  • Broaden your work experience—We offer optional co-op semesters that allow you to explore diverse career opportunities
  • Integrate your personal interests into your coursework—We encourage you to use class discussions, papers, and presentations to explore your own classroom and community experiences and interests
  • Earn a flexible degree— Our degree has been used in careers that evaluate, translate and apply research to practice in schools, government, health education and student services 
  • Be part of an international learning community— Our students come from all over the world and have interesting work histories

 Program schedule by year

Semester Courses and co-op schedule

Year 1 Fall

ED-D 505: Advanced Concepts in Human Development (1.5)

ED-D 508: Theories of Learning (1.5)

Co-op preparation and courses (non-credit)

Year 2 Spring

ED-D 561A Methods in Educational Research (1.5)

ED-D 509 Psychology of Learning & Instruction (1.5)

ED-D 506B Social and Emotional Development (1.5)

Year 1 Summer (May-August)

Co-op Work Term 1

Year 2 Fall

ED-D 560: Statistical Methods in Education (1.5)

One elective course such as:

Year 2 Spring

Co-op Work Term 2

Year 2 Summer (May-June) ED-D 570: Self-regulated Learning (1.5)

Year 2 Summer (July)

ED-D 591A: Selected Topics: Motivation (1.5)
Year 3 Fall

ED-D 590 Directed Studies (1.5) (write your proposal)

ED-D 599 Thesis (Thesis ethics & instrument preparation)

Year 3 Spring

ED-D 599 Thesis (data collection & analysis)

+ extra course in advanced analysis if you need it (ED-D 562 or ED-D 563)
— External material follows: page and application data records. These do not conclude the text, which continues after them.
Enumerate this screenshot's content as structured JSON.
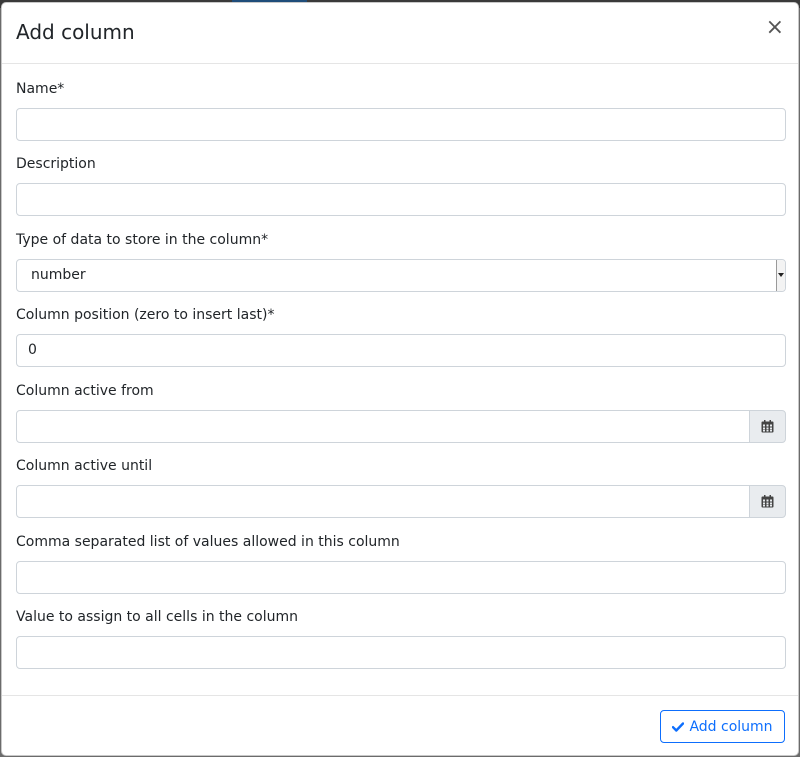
{
  "modal": {
    "title": "Add column",
    "close_glyph": "×"
  },
  "fields": {
    "name": {
      "label": "Name*",
      "value": ""
    },
    "description": {
      "label": "Description",
      "value": ""
    },
    "data_type": {
      "label": "Type of data to store in the column*",
      "value": "number"
    },
    "position": {
      "label": "Column position (zero to insert last)*",
      "value": "0"
    },
    "active_from": {
      "label": "Column active from",
      "value": ""
    },
    "active_until": {
      "label": "Column active until",
      "value": ""
    },
    "allowed_values": {
      "label": "Comma separated list of values allowed in this column",
      "value": ""
    },
    "initial_value": {
      "label": "Value to assign to all cells in the column",
      "value": ""
    }
  },
  "footer": {
    "submit_label": "Add column"
  },
  "icons": {
    "close": "close-icon",
    "calendar": "calendar-icon",
    "check": "check-icon",
    "select_arrow": "chevron-down-icon"
  },
  "colors": {
    "primary": "#0d6efd",
    "border": "#ced4da",
    "addon_bg": "#e9ecef"
  }
}
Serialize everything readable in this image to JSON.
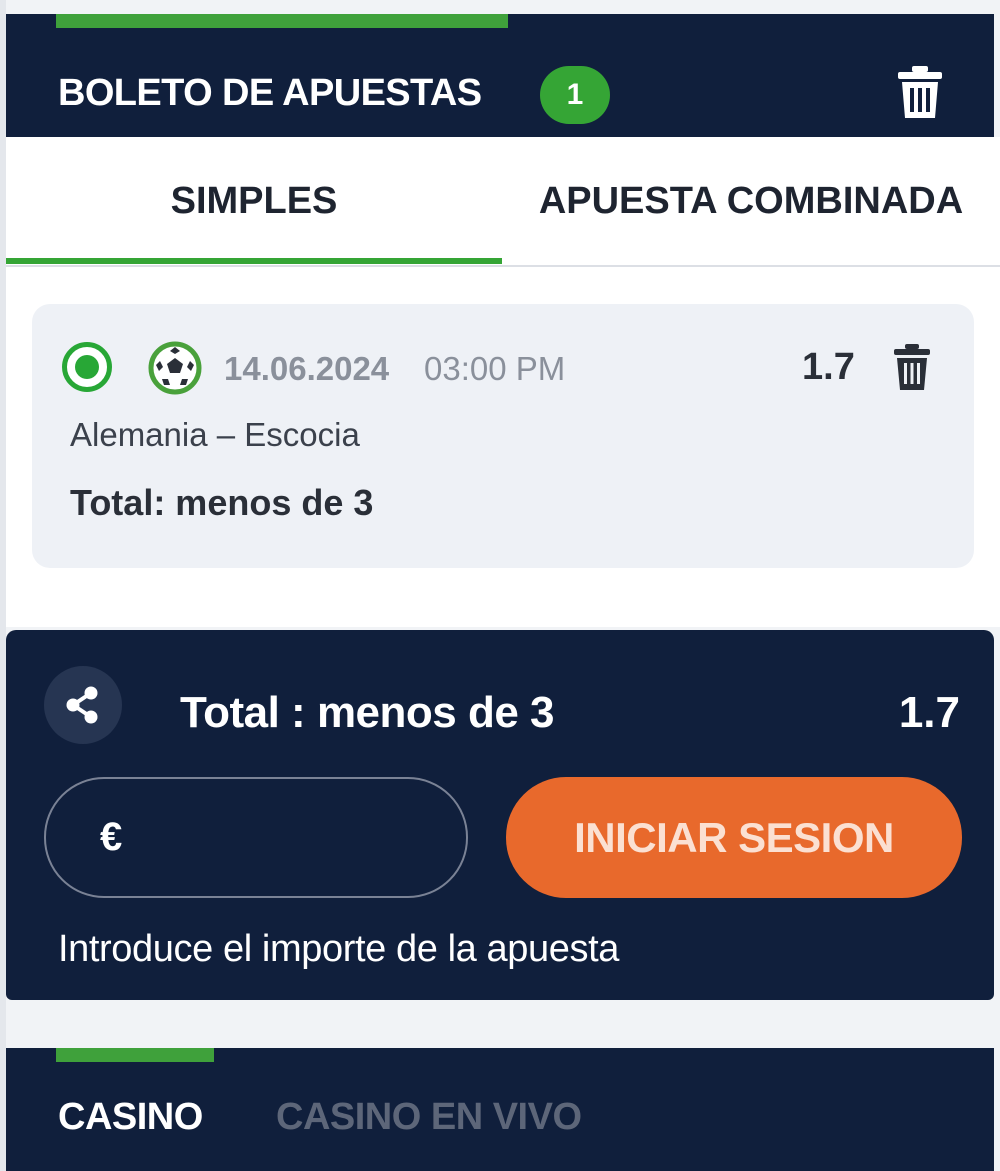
{
  "betslip": {
    "title": "BOLETO DE APUESTAS",
    "count": "1",
    "clear_icon": "trash-icon"
  },
  "tabs": [
    {
      "label": "SIMPLES",
      "active": true
    },
    {
      "label": "APUESTA COMBINADA",
      "active": false
    }
  ],
  "bet": {
    "sport_icon": "soccer-ball-icon",
    "date": "14.06.2024",
    "time": "03:00 PM",
    "odds": "1.7",
    "match": "Alemania – Escocia",
    "market": "Total: menos de 3",
    "selected": true
  },
  "stake": {
    "share_icon": "share-icon",
    "selection": "Total : menos de 3",
    "odds": "1.7",
    "currency": "€",
    "amount_value": "",
    "login_label": "INICIAR SESION",
    "hint": "Introduce el importe de la apuesta"
  },
  "casino": {
    "tabs": [
      {
        "label": "CASINO",
        "active": true
      },
      {
        "label": "CASINO EN VIVO",
        "active": false
      }
    ]
  },
  "colors": {
    "navy": "#101f3c",
    "green": "#35a535",
    "orange": "#e8692c"
  }
}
Year 3 Summer

ED-D 599 Thesis Completion-write, revise (May/June), Defend (August) +

oral exam